Notable American photographer Kalliope Amorphous has published a warning to other photographers who are considering protecting their copyright using ImageRights International. She accuses the company of an "egregious grab" that forces photographers to use the company's legal services. ImageRights is one of a number
Google Images is an epicenter of copyright infringements across the Web, as people, either knowingly or unwittingly, search for, download, and misuse copyrighted photos without permission. But for photographers, there's some good news: Google is going to roll out changes to the image search engine that are designed
Jessica Simpson recently shared a photo of herself leaving a hotel on Instagram and Twitter. Problem was, it was a paparazzi photo and she didn't have permission to use the photo. The 37-year-old singer is now being sued for copyright infringement. The Hollywood Reporter reports that the rights to the photo were
The US Copyright Office has just announced new rules regarding the group registration of photographs. One of the biggest changes is the fact that only 750 unpublished photos can be registered at a time with each claim, when previously there was no limit. For photographers who regularly register extremely large
Grumpy Cat, the Internet favorite feline whose photos have been widely used in memes, has been awarded $710,000 in a copyright infringement lawsuit. The cat, whose real name is Tardar Sauce, became famous around 2012 when photos of her and her grouchy facial expressions went viral online. People soon began placing
A quick note here about the “Stop Stealing Bandwidth” message that posts linking to The Eye of Photography are displaying here at The Click:
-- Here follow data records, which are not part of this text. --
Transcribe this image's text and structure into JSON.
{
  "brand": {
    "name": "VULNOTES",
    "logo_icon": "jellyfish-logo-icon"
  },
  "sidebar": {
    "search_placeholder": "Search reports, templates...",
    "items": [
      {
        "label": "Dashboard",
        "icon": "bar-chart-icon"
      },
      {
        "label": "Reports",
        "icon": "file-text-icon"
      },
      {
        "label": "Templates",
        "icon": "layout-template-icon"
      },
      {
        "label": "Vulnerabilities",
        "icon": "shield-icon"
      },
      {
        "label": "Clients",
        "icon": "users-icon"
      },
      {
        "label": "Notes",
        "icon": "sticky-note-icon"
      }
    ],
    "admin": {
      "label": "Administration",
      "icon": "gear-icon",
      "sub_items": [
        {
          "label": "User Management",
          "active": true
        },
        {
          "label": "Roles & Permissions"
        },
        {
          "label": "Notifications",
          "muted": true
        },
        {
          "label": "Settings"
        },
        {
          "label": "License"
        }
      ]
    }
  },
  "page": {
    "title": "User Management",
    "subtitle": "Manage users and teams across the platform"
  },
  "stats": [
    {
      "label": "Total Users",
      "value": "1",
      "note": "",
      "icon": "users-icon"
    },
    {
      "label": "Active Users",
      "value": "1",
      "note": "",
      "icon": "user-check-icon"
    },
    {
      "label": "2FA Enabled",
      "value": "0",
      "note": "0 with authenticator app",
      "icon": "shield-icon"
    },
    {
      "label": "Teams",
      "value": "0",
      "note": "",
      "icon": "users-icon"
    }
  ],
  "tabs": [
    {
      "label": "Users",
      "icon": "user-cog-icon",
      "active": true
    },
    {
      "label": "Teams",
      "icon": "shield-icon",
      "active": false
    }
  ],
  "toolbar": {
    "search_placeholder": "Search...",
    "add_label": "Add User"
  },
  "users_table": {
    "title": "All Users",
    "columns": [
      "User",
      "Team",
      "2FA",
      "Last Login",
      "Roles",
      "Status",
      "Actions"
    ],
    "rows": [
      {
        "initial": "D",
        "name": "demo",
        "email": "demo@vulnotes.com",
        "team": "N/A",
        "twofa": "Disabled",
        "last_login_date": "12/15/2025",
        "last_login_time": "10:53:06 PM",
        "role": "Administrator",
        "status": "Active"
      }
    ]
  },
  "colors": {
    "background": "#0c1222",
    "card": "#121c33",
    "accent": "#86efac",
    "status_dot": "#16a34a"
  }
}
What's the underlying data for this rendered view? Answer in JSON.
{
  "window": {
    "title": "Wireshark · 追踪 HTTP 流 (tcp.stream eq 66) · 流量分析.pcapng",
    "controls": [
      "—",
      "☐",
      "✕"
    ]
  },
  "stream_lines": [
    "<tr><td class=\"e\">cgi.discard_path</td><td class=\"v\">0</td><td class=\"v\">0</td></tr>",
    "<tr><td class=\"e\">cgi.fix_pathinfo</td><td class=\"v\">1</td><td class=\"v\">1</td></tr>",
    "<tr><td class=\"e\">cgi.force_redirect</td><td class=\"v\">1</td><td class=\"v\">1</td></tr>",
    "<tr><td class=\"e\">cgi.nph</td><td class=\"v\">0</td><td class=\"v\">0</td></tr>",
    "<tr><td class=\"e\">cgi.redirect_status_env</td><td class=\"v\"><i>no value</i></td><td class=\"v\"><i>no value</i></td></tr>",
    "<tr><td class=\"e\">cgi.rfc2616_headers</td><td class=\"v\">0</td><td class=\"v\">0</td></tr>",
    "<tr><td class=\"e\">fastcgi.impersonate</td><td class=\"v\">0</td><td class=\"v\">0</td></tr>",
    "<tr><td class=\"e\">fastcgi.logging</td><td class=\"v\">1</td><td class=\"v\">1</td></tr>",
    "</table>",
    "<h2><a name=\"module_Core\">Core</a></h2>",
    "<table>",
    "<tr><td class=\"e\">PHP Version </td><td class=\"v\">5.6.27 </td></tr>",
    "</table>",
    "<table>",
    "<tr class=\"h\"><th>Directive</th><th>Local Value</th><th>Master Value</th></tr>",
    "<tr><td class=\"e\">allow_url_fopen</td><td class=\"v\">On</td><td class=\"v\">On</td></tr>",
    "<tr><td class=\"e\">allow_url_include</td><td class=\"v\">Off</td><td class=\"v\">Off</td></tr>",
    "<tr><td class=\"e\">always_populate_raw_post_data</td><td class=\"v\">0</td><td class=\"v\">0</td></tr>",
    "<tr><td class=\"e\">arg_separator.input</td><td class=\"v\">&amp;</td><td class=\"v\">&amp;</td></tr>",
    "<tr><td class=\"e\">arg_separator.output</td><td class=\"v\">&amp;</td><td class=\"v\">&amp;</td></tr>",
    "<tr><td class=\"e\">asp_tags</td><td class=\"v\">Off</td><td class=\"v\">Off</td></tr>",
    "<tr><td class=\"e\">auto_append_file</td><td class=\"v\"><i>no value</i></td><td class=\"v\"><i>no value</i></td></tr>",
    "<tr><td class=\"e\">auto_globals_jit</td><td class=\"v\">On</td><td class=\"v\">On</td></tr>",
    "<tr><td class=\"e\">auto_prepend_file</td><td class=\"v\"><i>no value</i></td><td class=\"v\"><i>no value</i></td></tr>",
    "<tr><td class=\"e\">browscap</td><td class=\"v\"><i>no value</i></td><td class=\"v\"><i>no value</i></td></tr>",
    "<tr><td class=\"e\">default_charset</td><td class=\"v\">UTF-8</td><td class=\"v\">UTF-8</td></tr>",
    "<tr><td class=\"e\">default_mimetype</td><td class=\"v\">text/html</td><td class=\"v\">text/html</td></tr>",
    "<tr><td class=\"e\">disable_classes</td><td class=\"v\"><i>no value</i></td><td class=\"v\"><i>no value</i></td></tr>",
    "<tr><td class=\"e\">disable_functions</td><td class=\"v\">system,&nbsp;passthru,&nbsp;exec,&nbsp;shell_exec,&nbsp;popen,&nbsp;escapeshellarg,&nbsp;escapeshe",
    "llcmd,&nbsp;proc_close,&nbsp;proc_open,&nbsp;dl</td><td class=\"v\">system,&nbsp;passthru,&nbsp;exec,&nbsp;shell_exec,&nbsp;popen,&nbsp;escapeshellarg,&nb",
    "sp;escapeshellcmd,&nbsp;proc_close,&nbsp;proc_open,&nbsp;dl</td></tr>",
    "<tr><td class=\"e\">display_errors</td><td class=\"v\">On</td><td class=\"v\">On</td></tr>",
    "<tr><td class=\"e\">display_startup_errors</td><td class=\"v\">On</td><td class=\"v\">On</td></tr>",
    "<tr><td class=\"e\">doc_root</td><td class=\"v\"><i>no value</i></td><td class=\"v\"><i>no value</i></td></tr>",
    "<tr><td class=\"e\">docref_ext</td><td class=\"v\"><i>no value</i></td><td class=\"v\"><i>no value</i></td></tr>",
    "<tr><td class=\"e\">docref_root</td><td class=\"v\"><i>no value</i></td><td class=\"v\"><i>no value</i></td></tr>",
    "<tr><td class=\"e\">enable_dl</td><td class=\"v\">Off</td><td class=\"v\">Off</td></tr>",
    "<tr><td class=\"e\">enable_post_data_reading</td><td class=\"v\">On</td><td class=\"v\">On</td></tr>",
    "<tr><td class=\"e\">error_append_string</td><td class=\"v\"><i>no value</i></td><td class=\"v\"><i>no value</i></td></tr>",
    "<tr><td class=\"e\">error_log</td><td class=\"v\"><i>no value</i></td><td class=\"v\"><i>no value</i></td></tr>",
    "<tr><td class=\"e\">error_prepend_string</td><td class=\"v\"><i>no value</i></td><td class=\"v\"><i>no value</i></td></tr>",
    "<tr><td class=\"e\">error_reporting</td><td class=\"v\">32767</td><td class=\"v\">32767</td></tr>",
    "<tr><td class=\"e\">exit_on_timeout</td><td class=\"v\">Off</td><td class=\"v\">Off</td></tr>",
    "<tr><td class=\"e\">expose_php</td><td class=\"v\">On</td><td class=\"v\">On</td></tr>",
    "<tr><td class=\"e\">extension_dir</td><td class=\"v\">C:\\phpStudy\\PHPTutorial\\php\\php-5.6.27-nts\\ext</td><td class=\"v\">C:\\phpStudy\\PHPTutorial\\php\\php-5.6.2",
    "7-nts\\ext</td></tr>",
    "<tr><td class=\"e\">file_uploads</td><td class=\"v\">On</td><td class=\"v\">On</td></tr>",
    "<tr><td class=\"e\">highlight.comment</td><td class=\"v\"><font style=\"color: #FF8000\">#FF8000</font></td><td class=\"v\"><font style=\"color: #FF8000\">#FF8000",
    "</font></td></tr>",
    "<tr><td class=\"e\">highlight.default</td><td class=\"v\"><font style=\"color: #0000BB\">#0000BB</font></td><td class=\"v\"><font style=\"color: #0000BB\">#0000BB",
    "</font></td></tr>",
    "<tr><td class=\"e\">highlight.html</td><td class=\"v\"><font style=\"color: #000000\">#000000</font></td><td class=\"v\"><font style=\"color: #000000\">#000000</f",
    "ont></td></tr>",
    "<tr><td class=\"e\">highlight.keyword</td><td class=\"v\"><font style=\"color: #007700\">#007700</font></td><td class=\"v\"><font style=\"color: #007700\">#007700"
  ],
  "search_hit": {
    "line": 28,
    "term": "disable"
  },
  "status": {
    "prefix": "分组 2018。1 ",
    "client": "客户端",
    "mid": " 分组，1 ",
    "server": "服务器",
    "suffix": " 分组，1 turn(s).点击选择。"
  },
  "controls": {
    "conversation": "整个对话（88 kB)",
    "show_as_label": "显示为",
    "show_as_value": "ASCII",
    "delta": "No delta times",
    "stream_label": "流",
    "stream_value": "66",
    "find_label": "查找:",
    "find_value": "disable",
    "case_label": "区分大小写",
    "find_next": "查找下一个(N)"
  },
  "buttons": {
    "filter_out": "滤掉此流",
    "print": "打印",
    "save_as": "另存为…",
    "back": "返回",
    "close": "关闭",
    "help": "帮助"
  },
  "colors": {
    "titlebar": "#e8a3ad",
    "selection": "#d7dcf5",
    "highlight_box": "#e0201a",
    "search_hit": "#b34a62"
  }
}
The Click links to the best content, mostly photojournalism-related, from around the world. When we link to a site, The Click (through code) asks their site for the open graph information that their site provides. This is the same image and headline and text information that comes up when someone posts a link to Twitter or Facebook. It is provided by sites to make links more attractive.
Again, it is provided by their site, voluntarily. It is in the code of every page on their site.
Eye of Photography, if you feel that sites that link to your posts are stealing bandwidth by presenting images that you yourself are providing in your open graph data, feel free to remove that open graph data from your site.
Until then, or the Stop Stealing Bandwidth image is removed from their posts, we highly recommend The Eye of Photography to all readers as an excellent source of amazing photography, but will refrain from linking to its articles.
As Instagram evolves, copyright violations don't seem to be an issue for this social media giant. More images mean more views which mean more ad revenue, and there is zero incentive for Instagram to take any serious action against reposters, lost as it is in this huge gray area of what constitutes a breach of…
My name is Leila Boujnane, and I'm the CEO of TinEye, a reverse image search tool many photographers use to find copyright infringements on the Internet. This post is about how not even copyright infringement search tools are immune to copyright infringement. We recently came across an exciting new website called